Articles Tagged: Michael Canes

Fossil Fuel Energy and Economic Wellbeing

The George C. Marshall Institute is pleased to announce the publication of a new study by Dr. Michael Canes, Fossil Fuel Energy and Economic Wellbeing. Executive Summary. Today, fossil fuels supply better than 86 percent of the marketed energy used worldwide. The proportions of oil, gas and coal vary by region but basically these three […]

U.S. Energy Emissions Holding Steady

U.S. carbon dioxide emissions continue to drop, reaching levels not seen since the early 1990s, according the Energy Information Administration (EIA).  The deep economic recession accounts for some of this decline, but it is illustrative to note that U.S. gross domestic product has posted growth since late 2009 (see http://www.tradingeconomics.com/united-states/gdp-growth).  Even assuming for lags in industrial […]

Is Cap & Trade the Wrong Policy to Curb Greenhouse Gases for the United States?

Jul20 Is Cap & Trade the Wrong Policy to Curb Greenhouse Gases for the United States? 12:00 pm – 1:30 pm

A Comparison of a Cap & Trade System v. Alternative Policies to Curb U.S. Greenhouse Gases

Feb22 A Comparison of a Cap & Trade System v. Alternative Policies to Curb U.S. Greenhouse Gases 12:00 pm – 1:30 pm

Don’t Limit LNG Free Trade

A new special interest group, America’s Energy Advantage, is advocating restrictions on LNG exports in an effort to manipulate prices, thereby allowing AEA member companies to enjoy outsized gains on the sale and export of their products.

Economics of Military Energy Use

After the Solyndra Corporation’s bankruptcy and the loss of over a half-billion dollars in federal clean energy loan guarantees, Congress has become more wary of subsidizing commercially risky energy projects.
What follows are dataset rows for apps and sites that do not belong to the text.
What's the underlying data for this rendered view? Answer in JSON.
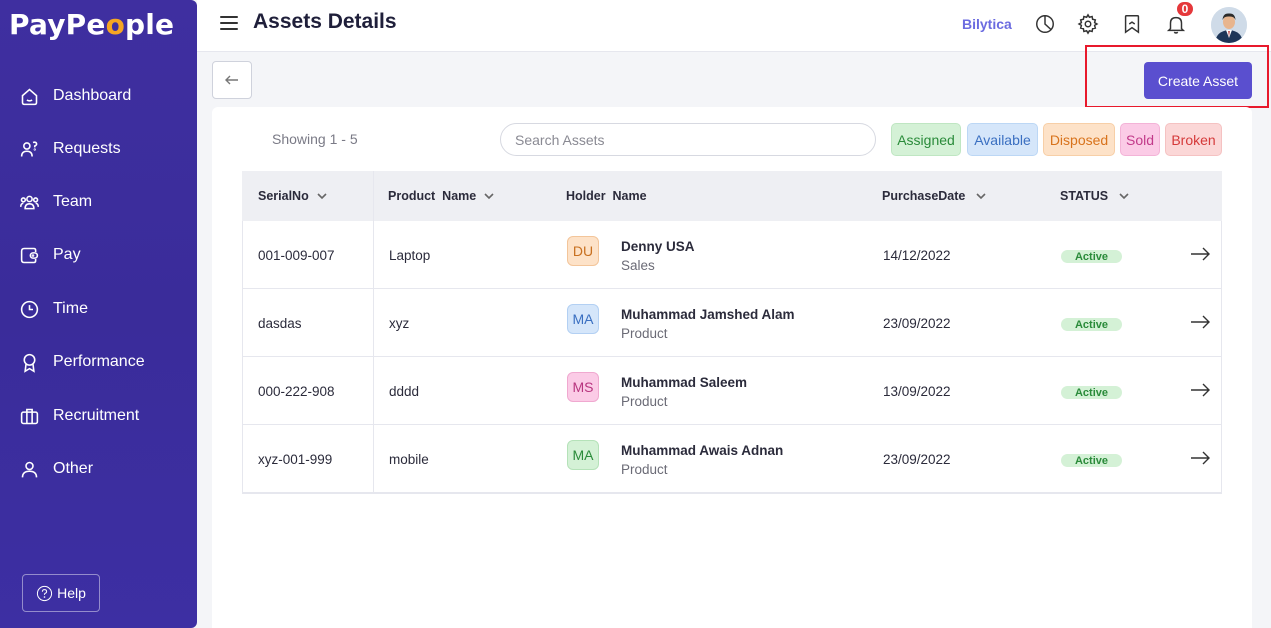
{
  "sidebar": {
    "logo_prefix": "PayPe",
    "logo_dot": "o",
    "logo_suffix": "ple",
    "items": [
      {
        "label": "Dashboard",
        "icon": "home-icon"
      },
      {
        "label": "Requests",
        "icon": "requests-icon"
      },
      {
        "label": "Team",
        "icon": "team-icon"
      },
      {
        "label": "Pay",
        "icon": "wallet-icon"
      },
      {
        "label": "Time",
        "icon": "clock-icon"
      },
      {
        "label": "Performance",
        "icon": "award-icon"
      },
      {
        "label": "Recruitment",
        "icon": "briefcase-icon"
      },
      {
        "label": "Other",
        "icon": "user-icon"
      }
    ],
    "help_label": "Help"
  },
  "header": {
    "title": "Assets Details",
    "company": "Bilytica",
    "notification_count": "0"
  },
  "toolbar": {
    "create_label": "Create Asset"
  },
  "filters": {
    "showing": "Showing 1 - 5",
    "search_placeholder": "Search Assets",
    "chips": [
      {
        "label": "Assigned",
        "bg": "#d4f1d6",
        "fg": "#2a8b3a",
        "border": "#bfe6c2"
      },
      {
        "label": "Available",
        "bg": "#d5e6fa",
        "fg": "#3a6fc1",
        "border": "#bcd7f5"
      },
      {
        "label": "Disposed",
        "bg": "#fde2c8",
        "fg": "#d8731c",
        "border": "#f7cfa7"
      },
      {
        "label": "Sold",
        "bg": "#fbcbe6",
        "fg": "#c23a8a",
        "border": "#f3b3d7"
      },
      {
        "label": "Broken",
        "bg": "#fbd7d7",
        "fg": "#d53a3a",
        "border": "#f5c2c2"
      }
    ]
  },
  "table": {
    "headers": {
      "serial": "SerialNo",
      "product": "Product  Name",
      "holder": "Holder  Name",
      "date": "PurchaseDate",
      "status": "STATUS"
    },
    "rows": [
      {
        "serial": "001-009-007",
        "product": "Laptop",
        "initials": "DU",
        "initials_bg": "#fde2c8",
        "initials_fg": "#c87020",
        "initials_border": "#f3c59a",
        "holder": "Denny USA",
        "dept": "Sales",
        "date": "14/12/2022",
        "status": "Active"
      },
      {
        "serial": "dasdas",
        "product": "xyz",
        "initials": "MA",
        "initials_bg": "#d5e6fa",
        "initials_fg": "#3a6fc1",
        "initials_border": "#b3d0f3",
        "holder": "Muhammad Jamshed Alam",
        "dept": "Product",
        "date": "23/09/2022",
        "status": "Active"
      },
      {
        "serial": "000-222-908",
        "product": "dddd",
        "initials": "MS",
        "initials_bg": "#fbcbe6",
        "initials_fg": "#b8357f",
        "initials_border": "#f0a9d0",
        "holder": "Muhammad Saleem",
        "dept": "Product",
        "date": "13/09/2022",
        "status": "Active"
      },
      {
        "serial": "xyz-001-999",
        "product": "mobile",
        "initials": "MA",
        "initials_bg": "#d4f1d6",
        "initials_fg": "#2a8b3a",
        "initials_border": "#b5e2b9",
        "holder": "Muhammad Awais Adnan",
        "dept": "Product",
        "date": "23/09/2022",
        "status": "Active"
      }
    ]
  }
}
A new question, however, has arisen over whether our military’s operational energy vulnerabilities might justify Defense Department “investment” in energy innovation. Interest in using the military to support everything from biofuels to the deployment of small modular reactors, though, raises several questions.

Economics of a National Low Carbon Fuel Standard

We find little justification for an LCFS as a means to reduce U.S. or state GHGs. Uncertainty over fuel lifecycle GHGs, the costs of such an approach and clear indication that there are far better means to reduce GHGs suggest it is a poor policy choice.

Partner & Fellow Blogs